Amy Thomson

I was born in Miami, where I survived the Cuban Missile Crisis, half a dozen hurricanes, and twelve years of school.  I grew up with the space program, watching rocket launches, including several moon launches on trips to Cape Canaveral/Kennedy.  My brothers surfed, and I played on the beach and watched rockets take off.  When I wasnít dodging hurricanes, or watching launches, I had my nose in a book.  After high school I headed for Idaho, believing it to be like Colorado, only John Denver hadnít sung about it yet.  I went to the University of Idaho in Moscow, with some vague idea about learning how to live on the side of a mountain and raise goats.  The idea began to pall along about the time I learned how to father a chicken.  By then I had met up with a bad crowd: science fiction fans, and it was downhill from there.  I started going to science fiction conventions, even helping to organize a few.  From there the tragic slide into writing science fiction was all too easy.  Especially with the Moscow Moffia a local writers workshop, there to help me.  That workshop included Dean Wesley Smith and Nina Kiriki Hoffman, who both managed to survive reading my first short story, though they did require emergency treatment for bad grammar burns.  Eventually my sordid activities caught up with me and I had to leave town.  Which is how I wound up in Seattle.  I started off easy, writing short stories, then I attended Clarion West in 1984, and started to hit the hard stuff, first reviews, and then novels.  I started hanging around other writers, schmoozing with editors, staying up all night deconstructing Samuel R. Delaney, and Ursula K. Le Guin.  Then I sold my first novel, Virtual Girl, and a second, The Color of Distance.  It was then I realized the depths of iniquity to which I had sunk.  I found myself waking up in the middle of the night, fingers twitching as though I were typing.  If I missed a day of writing I would begin to tremble and sweat.  After two days, I would get shooting pains in my arms and legs, and I would stagger to the keyboard and write.  I would write anything to make the withdrawal pains go away: short stories, novels, reviews.  I even, in the depths of my extremity, committed poetry.  Even as I write this there is yet another book forcing its way toward completion.  It starts innocently enough, reading books, first mainstream novels, then maybe a little experimental fiction.  Then perhaps some Heinlein or Le Guin.  You begin daydreaming, getting story ideas.  Then you sit down to write....  Friends, donít let this happen to you.  Donít let yourself be dragged down into the gutter with me.  When that urge to write strikes you, seek help.  Call a friend, a minister, your doctor.  Talk about the weather, or sports until the urge passes.  Think on me and rejoice in the narrowness of your escape.

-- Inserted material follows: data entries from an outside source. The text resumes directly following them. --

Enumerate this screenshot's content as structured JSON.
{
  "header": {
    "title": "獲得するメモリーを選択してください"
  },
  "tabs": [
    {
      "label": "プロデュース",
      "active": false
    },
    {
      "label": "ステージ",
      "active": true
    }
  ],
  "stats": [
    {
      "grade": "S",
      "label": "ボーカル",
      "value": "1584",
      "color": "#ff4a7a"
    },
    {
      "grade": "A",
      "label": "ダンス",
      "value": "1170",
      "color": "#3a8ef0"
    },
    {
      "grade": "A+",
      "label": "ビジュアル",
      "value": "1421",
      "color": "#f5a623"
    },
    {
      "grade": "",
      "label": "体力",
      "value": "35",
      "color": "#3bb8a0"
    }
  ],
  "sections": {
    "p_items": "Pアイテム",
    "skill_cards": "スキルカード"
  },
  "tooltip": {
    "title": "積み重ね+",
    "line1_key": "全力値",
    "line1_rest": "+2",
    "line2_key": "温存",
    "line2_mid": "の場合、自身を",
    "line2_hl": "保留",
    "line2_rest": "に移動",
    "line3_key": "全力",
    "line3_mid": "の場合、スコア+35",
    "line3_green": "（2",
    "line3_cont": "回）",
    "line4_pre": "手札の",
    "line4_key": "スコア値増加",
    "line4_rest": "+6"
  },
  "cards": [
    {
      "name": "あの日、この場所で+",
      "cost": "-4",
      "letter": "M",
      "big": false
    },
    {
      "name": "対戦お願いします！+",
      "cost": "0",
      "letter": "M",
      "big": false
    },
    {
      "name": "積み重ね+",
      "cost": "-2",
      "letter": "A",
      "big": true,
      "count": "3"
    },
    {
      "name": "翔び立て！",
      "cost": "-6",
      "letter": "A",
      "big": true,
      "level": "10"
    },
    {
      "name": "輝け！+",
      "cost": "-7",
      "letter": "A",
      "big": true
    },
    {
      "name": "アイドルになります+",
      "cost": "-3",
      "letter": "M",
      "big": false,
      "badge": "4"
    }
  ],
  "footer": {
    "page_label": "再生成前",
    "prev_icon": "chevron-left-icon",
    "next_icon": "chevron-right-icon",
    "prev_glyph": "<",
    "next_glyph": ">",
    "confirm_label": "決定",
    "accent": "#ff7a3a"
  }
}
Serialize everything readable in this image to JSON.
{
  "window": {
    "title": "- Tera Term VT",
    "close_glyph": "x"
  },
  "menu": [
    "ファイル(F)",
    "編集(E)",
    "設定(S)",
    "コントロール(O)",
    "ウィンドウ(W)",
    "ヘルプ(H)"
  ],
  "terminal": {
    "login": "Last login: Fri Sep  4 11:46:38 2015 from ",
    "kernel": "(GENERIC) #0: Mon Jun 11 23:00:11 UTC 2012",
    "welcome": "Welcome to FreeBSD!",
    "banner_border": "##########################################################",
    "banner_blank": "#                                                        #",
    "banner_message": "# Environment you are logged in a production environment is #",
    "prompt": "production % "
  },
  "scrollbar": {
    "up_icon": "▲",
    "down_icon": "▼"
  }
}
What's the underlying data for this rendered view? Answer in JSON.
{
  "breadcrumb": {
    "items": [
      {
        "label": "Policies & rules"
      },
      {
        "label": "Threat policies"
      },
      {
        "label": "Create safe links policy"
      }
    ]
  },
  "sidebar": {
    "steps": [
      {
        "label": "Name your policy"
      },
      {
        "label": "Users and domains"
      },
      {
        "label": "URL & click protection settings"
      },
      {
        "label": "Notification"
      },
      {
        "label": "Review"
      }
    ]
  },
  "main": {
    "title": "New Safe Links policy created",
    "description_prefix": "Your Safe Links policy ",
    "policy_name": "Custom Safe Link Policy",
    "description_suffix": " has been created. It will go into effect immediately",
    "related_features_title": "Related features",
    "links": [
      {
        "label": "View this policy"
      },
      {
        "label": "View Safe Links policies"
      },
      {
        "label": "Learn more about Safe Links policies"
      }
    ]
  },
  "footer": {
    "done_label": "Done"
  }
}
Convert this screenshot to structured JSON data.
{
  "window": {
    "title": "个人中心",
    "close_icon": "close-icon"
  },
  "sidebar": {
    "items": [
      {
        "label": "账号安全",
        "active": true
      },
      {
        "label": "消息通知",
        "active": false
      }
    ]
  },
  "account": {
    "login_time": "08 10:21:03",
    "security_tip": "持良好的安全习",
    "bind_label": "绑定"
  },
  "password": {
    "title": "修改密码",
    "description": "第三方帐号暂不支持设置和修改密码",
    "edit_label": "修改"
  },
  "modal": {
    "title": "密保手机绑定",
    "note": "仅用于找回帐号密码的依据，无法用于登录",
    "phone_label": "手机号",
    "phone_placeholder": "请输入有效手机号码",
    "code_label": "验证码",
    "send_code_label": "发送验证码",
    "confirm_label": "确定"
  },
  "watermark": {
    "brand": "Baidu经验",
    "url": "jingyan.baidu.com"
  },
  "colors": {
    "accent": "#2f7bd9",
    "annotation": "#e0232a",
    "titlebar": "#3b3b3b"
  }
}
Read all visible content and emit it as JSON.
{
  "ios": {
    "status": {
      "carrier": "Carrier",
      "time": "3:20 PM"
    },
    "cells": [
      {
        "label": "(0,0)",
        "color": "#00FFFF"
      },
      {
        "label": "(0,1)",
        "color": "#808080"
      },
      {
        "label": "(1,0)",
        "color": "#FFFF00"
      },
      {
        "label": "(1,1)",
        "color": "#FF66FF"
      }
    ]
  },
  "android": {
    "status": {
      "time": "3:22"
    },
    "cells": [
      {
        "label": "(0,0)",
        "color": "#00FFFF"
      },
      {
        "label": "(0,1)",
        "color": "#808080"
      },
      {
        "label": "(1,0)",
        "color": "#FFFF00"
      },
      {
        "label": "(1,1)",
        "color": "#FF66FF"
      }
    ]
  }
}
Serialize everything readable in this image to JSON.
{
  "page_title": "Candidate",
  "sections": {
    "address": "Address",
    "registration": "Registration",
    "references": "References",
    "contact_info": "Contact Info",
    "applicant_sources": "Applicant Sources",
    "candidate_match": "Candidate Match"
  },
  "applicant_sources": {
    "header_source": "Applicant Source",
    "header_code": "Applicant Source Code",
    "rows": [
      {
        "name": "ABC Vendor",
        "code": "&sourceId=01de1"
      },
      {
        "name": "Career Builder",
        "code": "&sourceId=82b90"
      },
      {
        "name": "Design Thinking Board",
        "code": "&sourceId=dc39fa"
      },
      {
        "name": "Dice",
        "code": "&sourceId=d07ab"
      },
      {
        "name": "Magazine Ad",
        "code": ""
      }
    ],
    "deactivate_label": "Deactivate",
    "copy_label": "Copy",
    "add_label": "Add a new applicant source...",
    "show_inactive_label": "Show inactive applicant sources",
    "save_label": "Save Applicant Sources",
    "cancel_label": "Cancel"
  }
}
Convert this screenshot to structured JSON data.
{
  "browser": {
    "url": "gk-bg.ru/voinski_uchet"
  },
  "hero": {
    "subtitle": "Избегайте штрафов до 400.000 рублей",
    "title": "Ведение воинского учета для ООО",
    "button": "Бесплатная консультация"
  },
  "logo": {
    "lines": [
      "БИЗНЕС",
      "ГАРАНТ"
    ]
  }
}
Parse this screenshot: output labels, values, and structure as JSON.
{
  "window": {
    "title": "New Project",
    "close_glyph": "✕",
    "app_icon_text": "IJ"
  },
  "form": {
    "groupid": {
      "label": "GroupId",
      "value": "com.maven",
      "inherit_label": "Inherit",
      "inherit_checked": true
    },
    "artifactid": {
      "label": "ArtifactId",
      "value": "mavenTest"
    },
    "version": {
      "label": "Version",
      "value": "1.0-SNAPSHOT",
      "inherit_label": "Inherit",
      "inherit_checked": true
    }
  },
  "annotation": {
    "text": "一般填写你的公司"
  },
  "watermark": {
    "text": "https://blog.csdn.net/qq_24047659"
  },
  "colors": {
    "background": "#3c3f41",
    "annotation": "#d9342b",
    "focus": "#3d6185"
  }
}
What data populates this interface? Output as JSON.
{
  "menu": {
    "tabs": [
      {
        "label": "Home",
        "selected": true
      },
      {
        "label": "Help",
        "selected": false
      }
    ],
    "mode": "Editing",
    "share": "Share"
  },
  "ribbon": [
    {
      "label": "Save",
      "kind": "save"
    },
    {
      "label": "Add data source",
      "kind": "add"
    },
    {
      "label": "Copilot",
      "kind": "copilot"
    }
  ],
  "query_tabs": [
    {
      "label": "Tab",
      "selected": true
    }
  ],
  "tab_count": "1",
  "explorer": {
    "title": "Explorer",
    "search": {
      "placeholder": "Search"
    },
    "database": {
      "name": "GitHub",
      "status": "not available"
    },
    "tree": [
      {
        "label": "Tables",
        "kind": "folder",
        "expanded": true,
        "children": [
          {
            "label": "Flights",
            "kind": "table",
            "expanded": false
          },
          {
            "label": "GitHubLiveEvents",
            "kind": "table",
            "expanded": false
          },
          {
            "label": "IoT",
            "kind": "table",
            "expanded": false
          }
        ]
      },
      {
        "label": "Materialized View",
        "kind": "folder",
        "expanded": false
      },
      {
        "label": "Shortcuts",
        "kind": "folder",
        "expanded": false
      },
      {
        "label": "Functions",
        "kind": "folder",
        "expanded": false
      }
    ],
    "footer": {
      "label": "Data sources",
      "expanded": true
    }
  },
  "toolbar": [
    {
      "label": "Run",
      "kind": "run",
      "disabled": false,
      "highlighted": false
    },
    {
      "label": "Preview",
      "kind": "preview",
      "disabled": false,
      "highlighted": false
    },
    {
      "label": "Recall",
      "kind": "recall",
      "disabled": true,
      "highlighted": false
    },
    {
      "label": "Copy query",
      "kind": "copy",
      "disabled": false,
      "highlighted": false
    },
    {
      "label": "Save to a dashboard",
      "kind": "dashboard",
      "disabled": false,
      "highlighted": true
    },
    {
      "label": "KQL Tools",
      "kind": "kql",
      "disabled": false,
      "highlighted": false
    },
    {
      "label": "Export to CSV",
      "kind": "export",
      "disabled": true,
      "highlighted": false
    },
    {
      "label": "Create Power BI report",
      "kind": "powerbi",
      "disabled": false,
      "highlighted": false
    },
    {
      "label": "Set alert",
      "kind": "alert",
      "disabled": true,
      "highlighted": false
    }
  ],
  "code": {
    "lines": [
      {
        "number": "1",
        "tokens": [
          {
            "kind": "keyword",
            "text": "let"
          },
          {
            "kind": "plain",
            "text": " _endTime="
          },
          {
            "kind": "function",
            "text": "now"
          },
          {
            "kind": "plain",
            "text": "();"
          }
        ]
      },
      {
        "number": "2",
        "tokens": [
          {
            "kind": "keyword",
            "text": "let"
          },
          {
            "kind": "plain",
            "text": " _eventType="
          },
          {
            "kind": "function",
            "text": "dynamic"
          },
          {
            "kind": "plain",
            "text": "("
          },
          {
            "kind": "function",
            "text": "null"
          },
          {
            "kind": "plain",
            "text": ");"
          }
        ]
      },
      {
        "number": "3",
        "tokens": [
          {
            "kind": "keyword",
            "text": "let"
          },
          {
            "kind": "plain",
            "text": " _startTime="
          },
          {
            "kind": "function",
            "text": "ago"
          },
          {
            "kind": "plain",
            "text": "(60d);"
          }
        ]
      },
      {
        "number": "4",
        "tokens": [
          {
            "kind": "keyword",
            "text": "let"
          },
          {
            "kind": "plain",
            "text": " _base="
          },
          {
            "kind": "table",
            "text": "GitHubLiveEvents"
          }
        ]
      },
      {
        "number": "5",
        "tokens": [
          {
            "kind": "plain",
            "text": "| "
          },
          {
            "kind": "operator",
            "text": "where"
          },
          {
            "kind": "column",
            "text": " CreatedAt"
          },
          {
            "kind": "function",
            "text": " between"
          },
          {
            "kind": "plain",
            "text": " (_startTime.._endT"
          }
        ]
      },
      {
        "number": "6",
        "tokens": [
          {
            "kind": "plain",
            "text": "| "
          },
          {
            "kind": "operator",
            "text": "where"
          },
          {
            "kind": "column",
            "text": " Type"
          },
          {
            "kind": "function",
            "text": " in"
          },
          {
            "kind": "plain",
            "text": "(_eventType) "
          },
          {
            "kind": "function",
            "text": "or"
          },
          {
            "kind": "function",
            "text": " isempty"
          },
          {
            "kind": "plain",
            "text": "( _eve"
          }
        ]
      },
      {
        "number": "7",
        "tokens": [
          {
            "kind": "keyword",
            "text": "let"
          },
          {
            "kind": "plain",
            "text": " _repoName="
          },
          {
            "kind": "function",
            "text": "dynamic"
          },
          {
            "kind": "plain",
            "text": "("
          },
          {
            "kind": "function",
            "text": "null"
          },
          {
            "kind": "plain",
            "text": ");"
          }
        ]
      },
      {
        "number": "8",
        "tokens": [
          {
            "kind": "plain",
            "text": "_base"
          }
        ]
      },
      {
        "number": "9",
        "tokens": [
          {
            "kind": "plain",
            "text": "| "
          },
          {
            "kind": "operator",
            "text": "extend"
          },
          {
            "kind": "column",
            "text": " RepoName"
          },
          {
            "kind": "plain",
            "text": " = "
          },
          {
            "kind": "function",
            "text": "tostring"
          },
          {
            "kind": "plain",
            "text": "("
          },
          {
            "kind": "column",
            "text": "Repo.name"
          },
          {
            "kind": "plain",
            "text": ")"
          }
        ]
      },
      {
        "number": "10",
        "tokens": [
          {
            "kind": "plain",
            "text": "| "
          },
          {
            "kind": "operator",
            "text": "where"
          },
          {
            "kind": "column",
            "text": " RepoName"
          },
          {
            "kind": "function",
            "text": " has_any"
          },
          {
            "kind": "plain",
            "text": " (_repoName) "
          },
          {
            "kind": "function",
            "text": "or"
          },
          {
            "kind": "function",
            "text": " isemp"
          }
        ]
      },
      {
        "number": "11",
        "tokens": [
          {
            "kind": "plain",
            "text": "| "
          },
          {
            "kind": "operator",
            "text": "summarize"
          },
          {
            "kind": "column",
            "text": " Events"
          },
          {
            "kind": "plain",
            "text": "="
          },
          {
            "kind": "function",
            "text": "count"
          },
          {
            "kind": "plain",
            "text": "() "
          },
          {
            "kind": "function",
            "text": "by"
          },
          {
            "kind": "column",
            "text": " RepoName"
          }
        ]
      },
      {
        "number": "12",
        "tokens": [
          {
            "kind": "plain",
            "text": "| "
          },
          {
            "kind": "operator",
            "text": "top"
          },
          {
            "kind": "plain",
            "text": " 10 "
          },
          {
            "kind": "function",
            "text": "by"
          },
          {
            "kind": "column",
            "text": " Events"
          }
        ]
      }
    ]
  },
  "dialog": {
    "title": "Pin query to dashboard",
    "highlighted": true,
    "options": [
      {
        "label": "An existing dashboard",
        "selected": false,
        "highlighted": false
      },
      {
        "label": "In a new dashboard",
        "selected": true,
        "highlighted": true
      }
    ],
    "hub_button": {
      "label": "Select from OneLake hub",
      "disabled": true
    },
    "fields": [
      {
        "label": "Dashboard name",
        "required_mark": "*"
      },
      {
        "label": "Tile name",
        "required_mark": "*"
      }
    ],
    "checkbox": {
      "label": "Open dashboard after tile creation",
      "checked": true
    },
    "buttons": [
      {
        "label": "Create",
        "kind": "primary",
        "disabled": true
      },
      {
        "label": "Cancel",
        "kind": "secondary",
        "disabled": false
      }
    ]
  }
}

Recently published - Virtual Girl, The Color of Distance, Through Alien Eyes, Storyteller


Thu1600Travel as a Research MethodSo here you are in Japan; can you use the trip to stimulate your work? What are the ups and downs of tourism-as-research? What do you miss? What does it add?Amy THOMSON, Jon COURTENAY GRIMWOOD, Peter HECK
Fri1000Is This Your First Worldcon? (Japanese)What everyone should know about about Worldcons. This session will emphasize knowledge for first timers from Asia.Amy THOMSON, Marah SEARLE-KOVACEVIC, Joe SICLARI
Fri1100Kaffeeklatsche Amy THOMSON
Fri1300Autographs Amy THOMSON
Fri1400Yaoi vs. Slash Mari KOTANI, Anne HARRIS, Amy THOMSON, Reiko HIKAWA, Hisayo OGUSHI, Junko KANEDA, Azusa NOA
Fri1600Writing Non-Human CharactersIt's difficult for humans to think past themselves sufficiently to create something that's more alien than an athropomorphized Gila monster or a psychic tarantula. How do we make non-human characters alive and real without making them copies of ourselves? † How do we avoid cliches?Amy THOMSON, Cecilia DART-THORNTON, G. David NORDLEY, Candas Jane DORSEY
Sat1400Alien SexualityAlien sex is frequently depicted as being the same as human sex with differences in superficial biology. What if the Venerians are not just us with bad haircuts and bigger ... ears? How would aliens enjoy sex? Is it necessary to enjoy it? For all 2 to the x partners. Amy THOMSON, Anne HARRIS, Geoffrey A. LANDIS, Pat CADIGAN
Sun1200Design a Truly Alien AlienIn science fiction aliens resemble humans with rubber face masks, inspired by rare terrestrial life-forms. Their behaviors, while extreme, are familiar (like Crazy uncle Ted). Is it alien if it is familiar? The panelists will be asked to conceive of the most inhuman, least earthly aliens possible.Amy THOMSON, Geoffrey A. LANDIS, Lawrence M. SCHOEN, Patricia MACEWEN
Sun1400Readings Amy THOMSON
Sun1700Miss Piggy and GodzillaWe have fun and speculate on some interesting dates. Poor Godzilla. Amy THOMSON, David D. LEVINE, Tom GALLOWAY